*** Opening Recorded data ***
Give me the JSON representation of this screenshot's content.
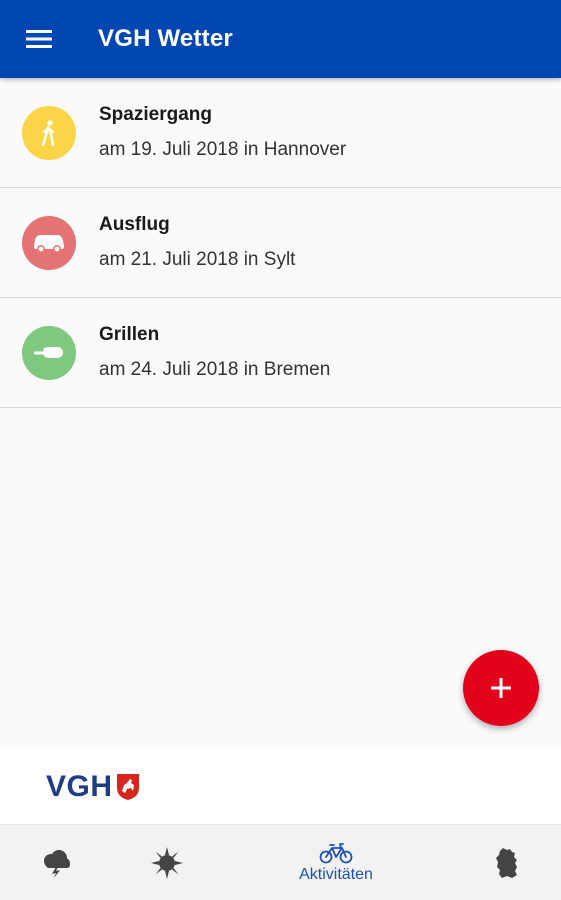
{
  "appbar": {
    "title": "VGH Wetter",
    "menu_icon": "hamburger-menu-icon",
    "background": "#0047b3"
  },
  "activities": [
    {
      "title": "Spaziergang",
      "subtitle": "am 19. Juli 2018 in Hannover",
      "icon": "walking-person-icon",
      "color": "#fcd447"
    },
    {
      "title": "Ausflug",
      "subtitle": "am 21. Juli 2018 in Sylt",
      "icon": "car-icon",
      "color": "#e57373"
    },
    {
      "title": "Grillen",
      "subtitle": "am 24. Juli 2018 in Bremen",
      "icon": "grill-sausage-icon",
      "color": "#7fc97f"
    }
  ],
  "fab": {
    "icon": "plus-icon",
    "color": "#e3001b"
  },
  "footer": {
    "logo_text": "VGH"
  },
  "bottom_nav": [
    {
      "icon": "storm-cloud-icon",
      "label": ""
    },
    {
      "icon": "sun-icon",
      "label": ""
    },
    {
      "icon": "bicycle-icon",
      "label": "Aktivitäten",
      "active": true
    },
    {
      "icon": "germany-map-icon",
      "label": ""
    }
  ]
}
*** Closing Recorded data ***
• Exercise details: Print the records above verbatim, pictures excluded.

• Solution to this task:
Give me the JSON representation of this screenshot's content.
{
  "appbar": {
    "title": "VGH Wetter",
    "menu_icon": "hamburger-menu-icon",
    "background": "#0047b3"
  },
  "activities": [
    {
      "title": "Spaziergang",
      "subtitle": "am 19. Juli 2018 in Hannover",
      "icon": "walking-person-icon",
      "color": "#fcd447"
    },
    {
      "title": "Ausflug",
      "subtitle": "am 21. Juli 2018 in Sylt",
      "icon": "car-icon",
      "color": "#e57373"
    },
    {
      "title": "Grillen",
      "subtitle": "am 24. Juli 2018 in Bremen",
      "icon": "grill-sausage-icon",
      "color": "#7fc97f"
    }
  ],
  "fab": {
    "icon": "plus-icon",
    "color": "#e3001b"
  },
  "footer": {
    "logo_text": "VGH"
  },
  "bottom_nav": [
    {
      "icon": "storm-cloud-icon",
      "label": ""
    },
    {
      "icon": "sun-icon",
      "label": ""
    },
    {
      "icon": "bicycle-icon",
      "label": "Aktivitäten",
      "active": true
    },
    {
      "icon": "germany-map-icon",
      "label": ""
    }
  ]
}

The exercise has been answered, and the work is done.